Even in this age when retired officers can begin a second career as a cable-news commentator, there is a certain well-founded unease when military leaders openly criticize their civilian superiors. It is a rare event and it speaks volumes about the seriousness of the breakdown in the administration's handling of Iraq.
If this were one or two generals, it may be easy to dismiss as merely a blip; but six, with the possibility of more, is an earthquake.
A current member of the military told me last week that comments by Senators such as Nancy Pelosi (D-CA) to the effect that we are losing the war offers aid to the enemy by giving enemy propagandists ammunition. That's a not-so-subtle way of calling someone a traitor. Yet, by that logic, so are these generals.
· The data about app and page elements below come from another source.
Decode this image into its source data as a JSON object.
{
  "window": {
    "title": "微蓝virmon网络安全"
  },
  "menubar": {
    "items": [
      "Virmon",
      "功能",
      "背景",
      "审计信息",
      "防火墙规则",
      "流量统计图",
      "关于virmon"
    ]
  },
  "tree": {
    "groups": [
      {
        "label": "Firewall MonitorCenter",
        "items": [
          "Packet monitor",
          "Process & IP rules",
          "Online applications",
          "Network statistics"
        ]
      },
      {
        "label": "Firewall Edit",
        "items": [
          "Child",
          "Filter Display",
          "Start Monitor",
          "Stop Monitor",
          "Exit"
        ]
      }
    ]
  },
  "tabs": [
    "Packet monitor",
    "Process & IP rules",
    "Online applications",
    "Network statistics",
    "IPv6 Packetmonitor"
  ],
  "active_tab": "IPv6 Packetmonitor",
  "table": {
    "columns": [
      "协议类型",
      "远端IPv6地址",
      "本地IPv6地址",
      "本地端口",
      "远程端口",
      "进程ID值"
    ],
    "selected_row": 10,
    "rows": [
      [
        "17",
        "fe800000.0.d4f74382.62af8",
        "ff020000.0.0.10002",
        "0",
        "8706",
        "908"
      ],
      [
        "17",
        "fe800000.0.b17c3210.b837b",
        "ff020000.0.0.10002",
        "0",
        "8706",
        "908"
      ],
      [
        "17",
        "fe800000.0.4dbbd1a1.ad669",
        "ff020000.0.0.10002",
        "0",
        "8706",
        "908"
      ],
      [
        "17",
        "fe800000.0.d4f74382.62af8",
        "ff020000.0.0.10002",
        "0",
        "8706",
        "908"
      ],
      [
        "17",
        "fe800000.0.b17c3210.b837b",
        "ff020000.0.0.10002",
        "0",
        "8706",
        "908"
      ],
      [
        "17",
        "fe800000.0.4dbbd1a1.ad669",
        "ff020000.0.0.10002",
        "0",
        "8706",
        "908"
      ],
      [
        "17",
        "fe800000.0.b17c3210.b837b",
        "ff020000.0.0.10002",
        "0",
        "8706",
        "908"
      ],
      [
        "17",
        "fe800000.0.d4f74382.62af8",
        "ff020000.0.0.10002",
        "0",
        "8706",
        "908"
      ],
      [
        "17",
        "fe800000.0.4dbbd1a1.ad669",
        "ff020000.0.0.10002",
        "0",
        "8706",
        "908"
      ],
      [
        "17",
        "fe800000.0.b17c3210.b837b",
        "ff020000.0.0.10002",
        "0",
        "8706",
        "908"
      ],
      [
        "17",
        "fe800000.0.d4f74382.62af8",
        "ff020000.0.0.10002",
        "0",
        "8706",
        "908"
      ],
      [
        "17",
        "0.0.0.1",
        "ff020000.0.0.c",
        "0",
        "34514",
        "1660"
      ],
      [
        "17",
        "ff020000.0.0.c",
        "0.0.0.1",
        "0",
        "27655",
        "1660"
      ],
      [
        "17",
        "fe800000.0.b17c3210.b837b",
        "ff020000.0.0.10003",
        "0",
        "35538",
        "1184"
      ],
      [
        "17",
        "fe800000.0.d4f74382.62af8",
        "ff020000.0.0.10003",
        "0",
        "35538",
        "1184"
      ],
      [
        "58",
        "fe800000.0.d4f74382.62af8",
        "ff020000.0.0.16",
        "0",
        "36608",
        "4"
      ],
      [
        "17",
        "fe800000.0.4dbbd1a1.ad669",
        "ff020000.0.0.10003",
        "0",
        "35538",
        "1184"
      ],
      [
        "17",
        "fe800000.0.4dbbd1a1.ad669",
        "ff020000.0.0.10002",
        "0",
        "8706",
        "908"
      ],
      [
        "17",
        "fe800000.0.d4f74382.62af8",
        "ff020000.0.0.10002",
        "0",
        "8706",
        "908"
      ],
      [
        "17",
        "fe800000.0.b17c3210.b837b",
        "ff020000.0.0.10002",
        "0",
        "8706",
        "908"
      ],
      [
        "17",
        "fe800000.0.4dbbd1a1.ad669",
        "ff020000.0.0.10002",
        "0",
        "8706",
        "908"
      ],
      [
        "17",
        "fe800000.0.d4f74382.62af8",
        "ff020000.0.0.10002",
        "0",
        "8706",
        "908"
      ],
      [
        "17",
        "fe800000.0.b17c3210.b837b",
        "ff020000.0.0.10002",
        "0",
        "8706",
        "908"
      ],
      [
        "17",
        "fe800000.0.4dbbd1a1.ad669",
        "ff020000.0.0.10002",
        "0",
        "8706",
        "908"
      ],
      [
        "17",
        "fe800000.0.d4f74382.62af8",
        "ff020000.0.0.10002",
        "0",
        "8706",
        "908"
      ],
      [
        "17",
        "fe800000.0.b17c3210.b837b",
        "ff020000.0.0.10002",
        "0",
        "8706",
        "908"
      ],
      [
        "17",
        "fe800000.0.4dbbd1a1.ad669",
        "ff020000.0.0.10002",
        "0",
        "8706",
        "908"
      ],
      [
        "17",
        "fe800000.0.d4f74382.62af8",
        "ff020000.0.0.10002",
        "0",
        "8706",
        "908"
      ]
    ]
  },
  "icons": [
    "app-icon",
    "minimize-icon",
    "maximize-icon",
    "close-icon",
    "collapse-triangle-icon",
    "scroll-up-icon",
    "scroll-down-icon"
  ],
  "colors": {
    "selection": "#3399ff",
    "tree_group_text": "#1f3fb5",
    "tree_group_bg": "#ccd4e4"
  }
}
It's one thing to criticize politicians for trying to score cheap political points, but if you consider it in light of the generals' comments, perhaps they are putting the best interests of the country first. I doubt the generals are interested in putting their men or their respected services at risk.
I think they can clearly articulate that there is a distinction between saying the U.S. has lost the war and saying the administration can lose the war.
Public opinion is essential to the success of any war. However, unlike the administration expected, military deaths are not the primary source of declining support, it is their failed policies. The administration spent so much time trying to insulate the public through glowing pronouncements of certain victory, restricting deployment to politically "acceptable" numbers and focusing only on intelligence that agreed with their view of the world, that they seem to have convinced themselves as much as the public that they were in for a walk in the park.
If they had been honest from the start, we would likely be in a very different situation.